# Fitting the Meixner Distribution to S&P 500 Returns

Fitting the Meixner Distribution to S&P 500 Returns

The Meixner process is a Lévy pure jump stochastic process that was introduced into mathematical finance in 2001 by Schoutens. Schoutens showed that the normal distribution provides a very poor fit to the log returns of the S&P 500 index for the years 1970–2001 but that the Meixner distribution (for suitably chosen parameters) provides an excellent fit. In this Demonstration we confirm this and show that, although the parameters found by Schoutens no longer provide as good a fit to the prices for the period 2001–2010, one can use Mathematica to obtain new parameters that provide almost as good a fit to the latter data as Schoutens' values to the earlier ones.

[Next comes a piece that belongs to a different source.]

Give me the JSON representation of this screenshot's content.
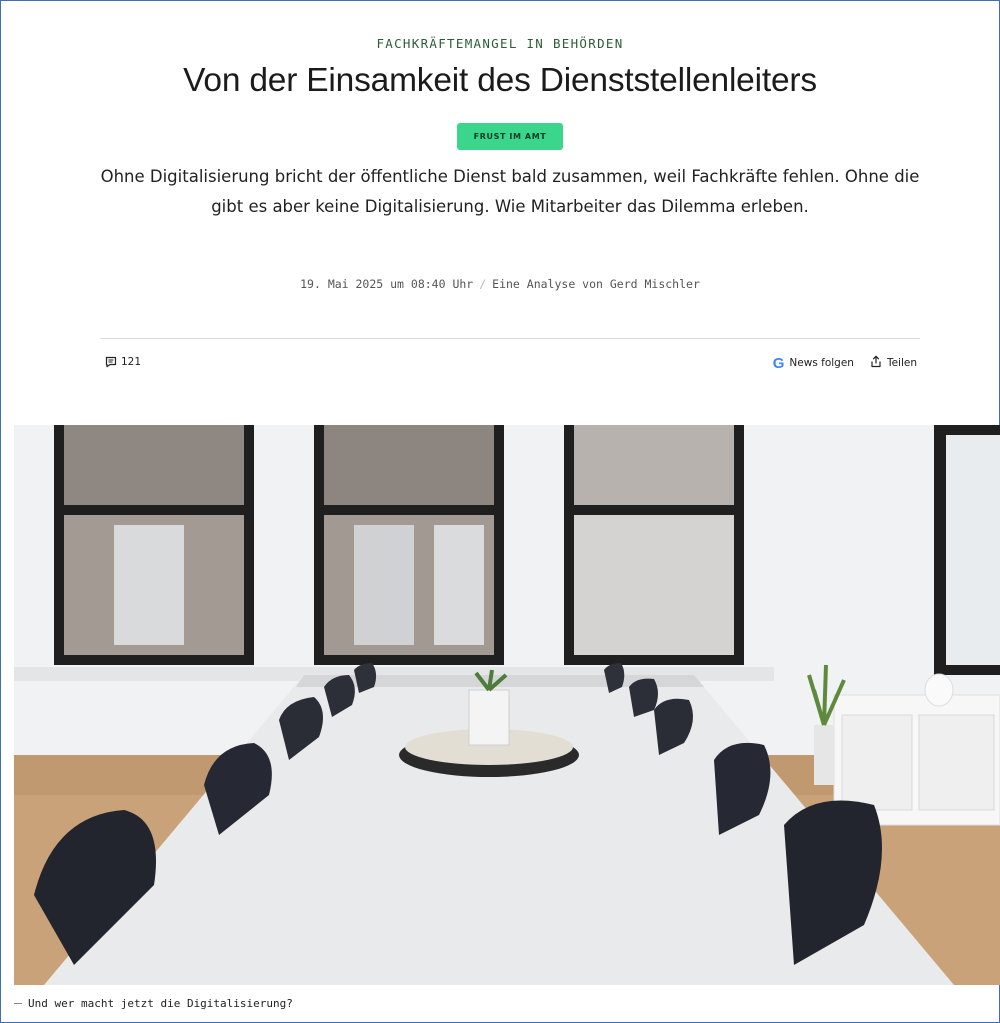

The initial setting shows (in red) the Meixner process fitted to the S&P 500 index (green) using Schoutens' parameters. The fit is almost perfect. To the left of the graph the distance in variation between the two distributions is shown. Choosing the period 2001–2010 from the setter bar shows that Schouten's fit is no longer as good for this decade. However, choosing the "best 2001–2010" bookmark displays a nearly-as-good fit for the later period, using new values of the parameters.